Walking cane for knee osteoarthritis


Introduction

Use of a cane is one of a number of non-drug treatments for knee osteoarthritis; which include weight reduction, exercise and taping.

Intervention

Daily use of a walking cane or stick to decrease the load transmitted through the affected knee(s) and improve pain and function.

Indication

People with knee osteoarthritis (OA) who have pain and difficulty with walking.

Precautions

Osteoarthritis Research International (OARSI) guidelines recommend that people with bilateral disease should use frames or wheeled walkers rather than canes.

A cane is not recommended if people have pre-existing wrist, elbow or shoulder pain on the contralateral side.

Canes have a maximum weight limit so an appropriate cane needs to be selected.

Availability

A wide range of canes is available and can be purchased from most pharmacies. In the study on which this leaflet is based, wooden canes with a T-shaped handle were cut to size for each patient.

Description

Customising the cane
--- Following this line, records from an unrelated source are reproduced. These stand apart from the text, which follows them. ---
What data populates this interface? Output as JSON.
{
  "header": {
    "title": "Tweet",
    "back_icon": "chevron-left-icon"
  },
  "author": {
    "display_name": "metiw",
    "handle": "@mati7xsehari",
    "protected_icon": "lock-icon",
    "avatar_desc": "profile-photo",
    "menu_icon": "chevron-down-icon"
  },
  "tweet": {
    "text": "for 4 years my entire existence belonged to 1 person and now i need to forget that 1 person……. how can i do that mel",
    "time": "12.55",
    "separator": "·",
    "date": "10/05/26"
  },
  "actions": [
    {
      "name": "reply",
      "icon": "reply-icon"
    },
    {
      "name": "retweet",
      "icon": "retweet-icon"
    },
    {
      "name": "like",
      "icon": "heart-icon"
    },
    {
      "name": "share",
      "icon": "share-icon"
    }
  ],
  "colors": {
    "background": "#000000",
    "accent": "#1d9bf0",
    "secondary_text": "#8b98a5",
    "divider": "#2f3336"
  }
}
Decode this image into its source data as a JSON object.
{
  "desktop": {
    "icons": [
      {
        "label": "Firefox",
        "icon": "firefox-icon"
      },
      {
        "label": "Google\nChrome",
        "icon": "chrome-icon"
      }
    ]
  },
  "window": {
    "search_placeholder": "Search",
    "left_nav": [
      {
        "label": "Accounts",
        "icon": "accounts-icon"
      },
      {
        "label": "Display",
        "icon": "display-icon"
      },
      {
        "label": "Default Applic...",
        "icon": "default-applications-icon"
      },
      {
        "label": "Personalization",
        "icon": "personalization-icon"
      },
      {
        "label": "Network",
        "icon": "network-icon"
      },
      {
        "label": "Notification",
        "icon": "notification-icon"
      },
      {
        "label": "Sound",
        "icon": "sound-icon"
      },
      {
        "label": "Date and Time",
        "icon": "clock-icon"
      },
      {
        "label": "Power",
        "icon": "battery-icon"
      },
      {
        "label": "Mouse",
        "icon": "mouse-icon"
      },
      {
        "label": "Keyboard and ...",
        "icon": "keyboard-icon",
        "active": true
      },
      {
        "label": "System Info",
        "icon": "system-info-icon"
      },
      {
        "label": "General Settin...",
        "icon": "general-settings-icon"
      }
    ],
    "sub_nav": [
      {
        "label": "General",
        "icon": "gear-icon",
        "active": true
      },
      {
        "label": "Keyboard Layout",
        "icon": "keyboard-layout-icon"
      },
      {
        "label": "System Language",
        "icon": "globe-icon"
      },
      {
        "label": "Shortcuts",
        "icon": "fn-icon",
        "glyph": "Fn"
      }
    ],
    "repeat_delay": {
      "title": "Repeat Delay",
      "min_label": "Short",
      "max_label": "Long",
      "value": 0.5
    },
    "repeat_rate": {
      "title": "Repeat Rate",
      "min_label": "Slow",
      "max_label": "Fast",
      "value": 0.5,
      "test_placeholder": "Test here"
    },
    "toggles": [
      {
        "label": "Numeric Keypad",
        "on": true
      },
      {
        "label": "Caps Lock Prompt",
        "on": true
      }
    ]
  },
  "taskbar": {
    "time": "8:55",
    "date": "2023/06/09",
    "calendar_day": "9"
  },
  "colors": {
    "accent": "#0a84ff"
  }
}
The patient stands comfortably erect (in low-heeled shoes), with arms relaxed alongside the body. The cane is then placed with the tip on the floor, 10 cm from the lateral margin of the ankle (in line with the metatarsals). To achieve an elbow flexion angle between 20° and 30°, the stick height adjusted to reach the distal fold of the wrist (wooden canes are marked to this height and cut).

Cane training

Patients are offered a 5-minute training session on using the cane on the contralateral side. They are instructed to place the tip of the cane on the ground at the same time as the foot of the symptomatic side (knee) is placed on the ground. Without instruction, patients tend to take weight off the knee later in the stance phase, which reduces the benefit. Thus patients should be advised to place more weight through the cane at the start of the stance phase.

Tips and challenges

Patients should be advised that, initially, walking with a cane feels harder and they will tend to walk more slowly. However, after 1–2 months of regular use, they will become accustomed to walking with a cane, and it will become easier and quicker.

Grading

NHMRC Level 2 evidence.

 

References

Jones A, Silva PG, Colucci M, Tuffanin A, Jardim JR, Natour J. Impact of cane use on pain, function, general health and energy expenditure during gait in patients with knee osteoarthritis: a randomised controlled trial. Ann Rheum Dis. 2012;71:172–79.

Consumer resources

Arthritis Australia information sheet: Tips for osteoarthritis of the hip or knee

BMJ Best Practice: Osteoarthritis

Arthritis Foundation: How to choose the right cane

Patient.co.uk: Osteoarthritis

Arthritis Research UK: Osteoarthritis of the knee and download the information booklet.

Give feedback on this topic


Provided under licence

This resource is provided under licence by the RACGP. Full terms are available on the licence terms page.
In summary, you must not edit or adapt it or use it for any commercial purposes.
You must also acknowledge the RACGP as the owner.

 


Download

Walking cane for knee osteoarthritis (PDF 478 KB)